In June 2008, with most of the reconstruction work completed, The FIA gave the track a "1T" rating, meaning that an official Formula One Test can be held at the circuit; circuits require the "1" homologation to host a Formula One Grand Prix;[9] as of August 2011, the track received a '1' FIA homologation rating after an inspection by Charlie Whiting.[10]

In June 2015, the owners of the circuit confirmed they were in talks to return to the Formula One calendar should Monza, whose contract was scheduled to run out after the 2016 season, was unable to make a new deal to keep hosting a round of the world championship.[11] On 18 July 2016, Imola signed a deal to host the Italian Grand Prix from the 2017 season.[12] However, on 2 September 2016, it was announced that Monza secured a new deal to continue in hosting the race,[13] and Imola's officials took legal action against this decision citing that its contract has been breached.[14] On 8 November 2016, they withdrew their case.[15]


  1. ^ "List of FIA licensed circuits" (PDF). FIA. 6 February 2015. Retrieved 28 May 2015.
  2. ^ Fotheringham, Alasdair (19 May 2015). "Giro d'Italia stage 11 preview: Organizers bring back 1968 Worlds finish circuit in Imola". Retrieved 20 May 2015.
  3. ^ O'Shea, Sadhbh (20 May 2015). "Giro d'Italia stage 11: Zakarin motors to win on F1 track in Imola". Retrieved 20 May 2015.
  4. ^ Arthurs-Brennan, Michelle (17 May 2018). "Sam Bennett breaks into early charge to win stage 12 of the Giro d'Italia". Cycling Weekly.
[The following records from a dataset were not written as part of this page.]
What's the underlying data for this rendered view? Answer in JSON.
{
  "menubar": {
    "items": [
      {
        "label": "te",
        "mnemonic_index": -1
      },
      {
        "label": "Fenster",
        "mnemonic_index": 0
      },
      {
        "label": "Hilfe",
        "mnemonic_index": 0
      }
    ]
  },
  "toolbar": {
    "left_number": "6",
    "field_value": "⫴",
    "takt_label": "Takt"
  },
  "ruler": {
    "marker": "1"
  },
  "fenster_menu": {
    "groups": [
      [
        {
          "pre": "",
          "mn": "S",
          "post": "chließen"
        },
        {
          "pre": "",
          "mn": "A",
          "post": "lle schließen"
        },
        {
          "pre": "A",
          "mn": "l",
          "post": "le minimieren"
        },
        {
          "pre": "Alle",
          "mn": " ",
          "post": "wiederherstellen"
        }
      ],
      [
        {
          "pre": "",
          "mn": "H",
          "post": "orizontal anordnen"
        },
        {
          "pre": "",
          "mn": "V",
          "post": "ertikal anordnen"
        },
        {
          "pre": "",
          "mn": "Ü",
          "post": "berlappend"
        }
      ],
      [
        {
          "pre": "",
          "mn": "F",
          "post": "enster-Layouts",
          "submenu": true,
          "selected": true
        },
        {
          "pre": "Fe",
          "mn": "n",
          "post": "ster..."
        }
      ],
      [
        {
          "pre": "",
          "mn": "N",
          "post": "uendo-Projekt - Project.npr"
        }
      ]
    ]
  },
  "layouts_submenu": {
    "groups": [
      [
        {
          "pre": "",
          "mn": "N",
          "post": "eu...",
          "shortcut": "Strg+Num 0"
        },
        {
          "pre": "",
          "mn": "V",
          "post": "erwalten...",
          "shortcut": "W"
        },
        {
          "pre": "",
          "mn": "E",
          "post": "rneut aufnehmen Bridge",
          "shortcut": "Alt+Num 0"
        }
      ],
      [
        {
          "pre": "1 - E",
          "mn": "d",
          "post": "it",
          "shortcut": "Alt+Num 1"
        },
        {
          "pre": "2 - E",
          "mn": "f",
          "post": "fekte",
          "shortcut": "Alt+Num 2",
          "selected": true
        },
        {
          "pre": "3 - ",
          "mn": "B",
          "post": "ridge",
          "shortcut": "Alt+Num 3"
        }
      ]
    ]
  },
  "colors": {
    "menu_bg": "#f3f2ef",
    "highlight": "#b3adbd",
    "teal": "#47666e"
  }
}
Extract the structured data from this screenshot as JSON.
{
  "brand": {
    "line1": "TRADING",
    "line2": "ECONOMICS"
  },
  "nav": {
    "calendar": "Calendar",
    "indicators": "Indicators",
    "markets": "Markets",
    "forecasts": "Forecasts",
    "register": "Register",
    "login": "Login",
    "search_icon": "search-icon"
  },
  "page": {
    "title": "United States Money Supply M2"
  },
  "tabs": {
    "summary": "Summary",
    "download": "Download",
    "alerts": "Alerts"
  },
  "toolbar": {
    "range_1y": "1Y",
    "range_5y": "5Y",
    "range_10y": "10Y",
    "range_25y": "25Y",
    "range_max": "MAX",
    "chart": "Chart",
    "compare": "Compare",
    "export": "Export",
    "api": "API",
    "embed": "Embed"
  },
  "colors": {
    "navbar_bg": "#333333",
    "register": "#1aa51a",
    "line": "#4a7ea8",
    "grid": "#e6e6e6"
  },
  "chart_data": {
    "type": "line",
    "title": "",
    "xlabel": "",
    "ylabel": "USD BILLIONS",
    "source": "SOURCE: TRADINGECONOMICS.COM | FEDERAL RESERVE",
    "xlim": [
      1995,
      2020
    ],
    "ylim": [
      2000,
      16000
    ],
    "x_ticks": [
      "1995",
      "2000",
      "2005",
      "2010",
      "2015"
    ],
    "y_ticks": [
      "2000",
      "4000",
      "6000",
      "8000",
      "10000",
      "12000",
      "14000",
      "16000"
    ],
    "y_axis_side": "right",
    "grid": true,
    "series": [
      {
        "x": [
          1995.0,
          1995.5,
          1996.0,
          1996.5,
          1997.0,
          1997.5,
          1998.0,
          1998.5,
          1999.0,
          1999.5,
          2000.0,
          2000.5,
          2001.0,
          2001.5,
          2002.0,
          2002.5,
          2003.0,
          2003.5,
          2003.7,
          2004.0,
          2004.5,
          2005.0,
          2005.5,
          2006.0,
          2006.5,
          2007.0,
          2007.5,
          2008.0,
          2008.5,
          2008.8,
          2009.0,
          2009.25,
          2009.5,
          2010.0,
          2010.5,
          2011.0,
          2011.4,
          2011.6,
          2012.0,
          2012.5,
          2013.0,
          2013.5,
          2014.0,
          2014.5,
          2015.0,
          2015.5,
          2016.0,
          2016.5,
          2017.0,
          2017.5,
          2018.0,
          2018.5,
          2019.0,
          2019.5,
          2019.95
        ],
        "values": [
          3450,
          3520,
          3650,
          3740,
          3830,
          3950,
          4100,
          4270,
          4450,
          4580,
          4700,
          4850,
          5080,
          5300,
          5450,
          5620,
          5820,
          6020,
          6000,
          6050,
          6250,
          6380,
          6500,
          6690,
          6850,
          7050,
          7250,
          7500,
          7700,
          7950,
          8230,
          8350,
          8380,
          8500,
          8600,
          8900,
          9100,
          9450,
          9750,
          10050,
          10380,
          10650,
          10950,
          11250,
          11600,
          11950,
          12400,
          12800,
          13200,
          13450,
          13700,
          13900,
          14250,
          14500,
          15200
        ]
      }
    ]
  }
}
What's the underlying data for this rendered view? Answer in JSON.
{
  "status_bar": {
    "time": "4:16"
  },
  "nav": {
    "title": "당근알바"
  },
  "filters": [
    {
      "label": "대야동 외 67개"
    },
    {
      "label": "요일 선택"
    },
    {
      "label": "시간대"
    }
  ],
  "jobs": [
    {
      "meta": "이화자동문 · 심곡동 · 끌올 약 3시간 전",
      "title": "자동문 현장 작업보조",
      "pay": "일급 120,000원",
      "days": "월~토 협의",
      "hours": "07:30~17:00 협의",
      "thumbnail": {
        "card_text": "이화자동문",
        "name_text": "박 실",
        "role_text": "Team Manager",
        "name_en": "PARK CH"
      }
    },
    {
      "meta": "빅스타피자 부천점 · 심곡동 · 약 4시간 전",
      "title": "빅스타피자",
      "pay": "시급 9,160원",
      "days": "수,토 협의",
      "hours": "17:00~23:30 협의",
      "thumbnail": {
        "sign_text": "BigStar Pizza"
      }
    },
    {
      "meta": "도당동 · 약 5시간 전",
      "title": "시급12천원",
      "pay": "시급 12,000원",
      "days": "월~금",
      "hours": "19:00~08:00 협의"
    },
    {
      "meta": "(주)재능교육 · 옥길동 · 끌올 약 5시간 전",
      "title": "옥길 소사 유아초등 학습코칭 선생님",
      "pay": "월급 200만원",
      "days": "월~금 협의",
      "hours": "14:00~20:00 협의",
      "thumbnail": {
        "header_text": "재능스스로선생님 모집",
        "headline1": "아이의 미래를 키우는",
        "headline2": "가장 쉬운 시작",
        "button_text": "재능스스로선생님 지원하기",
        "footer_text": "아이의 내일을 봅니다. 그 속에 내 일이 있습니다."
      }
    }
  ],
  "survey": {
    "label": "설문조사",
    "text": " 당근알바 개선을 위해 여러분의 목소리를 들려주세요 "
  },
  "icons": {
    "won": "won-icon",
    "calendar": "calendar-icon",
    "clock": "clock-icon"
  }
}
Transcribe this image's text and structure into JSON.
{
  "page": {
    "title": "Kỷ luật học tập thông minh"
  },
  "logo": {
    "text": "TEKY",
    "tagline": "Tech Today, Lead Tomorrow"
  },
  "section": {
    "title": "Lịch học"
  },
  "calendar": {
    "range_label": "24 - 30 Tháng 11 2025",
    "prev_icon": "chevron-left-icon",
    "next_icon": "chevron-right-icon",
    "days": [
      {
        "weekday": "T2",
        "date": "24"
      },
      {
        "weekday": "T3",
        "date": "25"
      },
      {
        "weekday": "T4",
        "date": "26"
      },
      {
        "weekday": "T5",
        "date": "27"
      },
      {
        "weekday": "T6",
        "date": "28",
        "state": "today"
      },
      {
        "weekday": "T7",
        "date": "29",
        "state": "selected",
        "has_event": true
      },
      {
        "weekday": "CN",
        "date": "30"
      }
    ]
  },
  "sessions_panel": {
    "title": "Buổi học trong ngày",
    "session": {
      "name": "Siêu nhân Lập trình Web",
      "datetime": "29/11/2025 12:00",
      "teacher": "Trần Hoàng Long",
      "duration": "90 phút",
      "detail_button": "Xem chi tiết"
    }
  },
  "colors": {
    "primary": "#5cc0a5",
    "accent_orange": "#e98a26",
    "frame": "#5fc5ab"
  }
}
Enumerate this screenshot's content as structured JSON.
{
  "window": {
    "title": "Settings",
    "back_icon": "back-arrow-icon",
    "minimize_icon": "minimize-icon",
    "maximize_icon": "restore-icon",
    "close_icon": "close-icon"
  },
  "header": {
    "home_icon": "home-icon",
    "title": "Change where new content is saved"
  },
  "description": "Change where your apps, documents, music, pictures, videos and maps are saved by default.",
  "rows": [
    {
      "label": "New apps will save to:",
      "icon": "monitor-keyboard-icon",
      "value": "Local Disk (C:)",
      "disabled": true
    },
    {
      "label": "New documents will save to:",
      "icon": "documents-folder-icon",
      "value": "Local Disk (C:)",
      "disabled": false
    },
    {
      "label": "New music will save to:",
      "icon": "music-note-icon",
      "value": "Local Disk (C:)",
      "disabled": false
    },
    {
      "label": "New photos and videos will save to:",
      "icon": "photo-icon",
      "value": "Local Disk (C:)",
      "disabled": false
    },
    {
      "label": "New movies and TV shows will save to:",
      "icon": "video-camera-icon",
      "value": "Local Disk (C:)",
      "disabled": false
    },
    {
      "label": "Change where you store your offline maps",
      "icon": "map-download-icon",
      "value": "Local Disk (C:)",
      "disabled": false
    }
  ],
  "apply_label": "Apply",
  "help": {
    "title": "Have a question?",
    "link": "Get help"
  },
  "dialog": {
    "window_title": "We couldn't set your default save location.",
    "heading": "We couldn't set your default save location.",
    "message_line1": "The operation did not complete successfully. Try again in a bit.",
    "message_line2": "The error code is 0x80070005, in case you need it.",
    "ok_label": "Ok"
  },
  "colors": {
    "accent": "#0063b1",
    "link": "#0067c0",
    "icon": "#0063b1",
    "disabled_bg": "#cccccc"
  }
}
Retrieved 16 October 2018.
  5. ^ BBC (17 February 2006). "Circuit Guide - Imola". BBC News. Retrieved 1 January 2010.
  6. ^ The Guardian (3 March 2003). "Imola, San Marino". London. Retrieved 26 April 2010.
  7. ^ "San Marino loses Grand Prix race". 29 August 2006. Retrieved 27 March 2008.
  8. ^ "Imola hopes to get back on 2007 calendar". 30 August 2006. Retrieved 30 January 2011.
  9. ^ "Imola receives '1T' FIA rating". 30 August 2006. Archived from the original on 21 July 2008. Retrieved 2 September 2008.
  10. ^ "F1: Imola Eyes Return With Top FIA Rating". 5 September 2011. Archived from the original on 19 March 2012. Retrieved 5 September 2011.
  11. ^ "Exclusive: Imola begins talks to save Italian Grand Prix". 15 June 2015. Retrieved 11 July 2015.
  12. ^ Cooper, Adam (18 July 2016). "Imola signs agreement with Ecclestone for Italian GP". Retrieved 9 November 2016.
  13. ^ Parkes, Ian (2 September 2016). "Monza secures new three-year F1 deal to host Italian Grand Prix". Retrieved 9 November 2016.
  14. ^ Rencken, Dieter; Barretto, Lawrence (6 September 2016). "Imola taking legal action over Monza's new Italian GP deal". Retrieved 9 November 2016.
  15. ^ Rencken, Dieter; Barretto, Lawrence (8 November 2016). "Imola withdraws legal action over Monza's F1 Italian GP". Retrieved 9 November 2016.

External links[edit]